You have to start by humbly admitting that your church has a culture that does not produce such people if it doesn’t. Maybe it produces hard-working people. Maybe it produces pretty obedient people. Or maybe it produces biblically literate people who are friendly and generous. I have been in many churches that have such people but have found fewer churches which produce disciples who have been changed deep down in their soul. Whose journey toward intimacy with God has given them unshakable hope even though they know they are not whole yet. Who know they are safe in His love for them. Who are changing the world around themselves by living as light in the dark, as salt.

Perhaps you describe your church as exciting and full of enthusiastic people. I sat in a new church that was popping out of its sanctuary with new growth. The place was electric with excitement. But when I checked in with the pastor later that week, I saw the underside of the congregation. Quizzing the pastor, I realized that excitement was a substitute for spiritual life. From experience, I knew that the excitement would pass just like that new car smell. When it does, people’s lack of knowing how to pursue God in intimacy would create a backlog of counseling for the pastoral staff. It always happens.

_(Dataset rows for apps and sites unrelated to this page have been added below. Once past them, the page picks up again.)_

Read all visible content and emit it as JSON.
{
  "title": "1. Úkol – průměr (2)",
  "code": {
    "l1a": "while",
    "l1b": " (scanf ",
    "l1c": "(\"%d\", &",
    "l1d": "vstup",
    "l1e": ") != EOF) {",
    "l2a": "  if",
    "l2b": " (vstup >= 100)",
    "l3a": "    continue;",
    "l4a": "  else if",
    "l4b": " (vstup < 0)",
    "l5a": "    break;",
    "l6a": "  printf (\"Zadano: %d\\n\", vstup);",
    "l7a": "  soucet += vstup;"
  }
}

It’s possible you have never thought of this before because how you ‘do church’ feels so natural. You have never understood why people are not being deeply changed. Do you really want to see deep change in the people you do church with? Do you want to see them being used to change the surrounding world? Then be willing to unlearn what you think you know about transformation. Learn the truth that helps people pursue real spiritual transformation. Let me show you what it means to address the under-the-surface discipling issue that can allow you to build deep into the lives of the disciples you make.

More next week….

-Steve Smith

A book about this subject: Build Deep: Developing a Transformational Culture in Your Church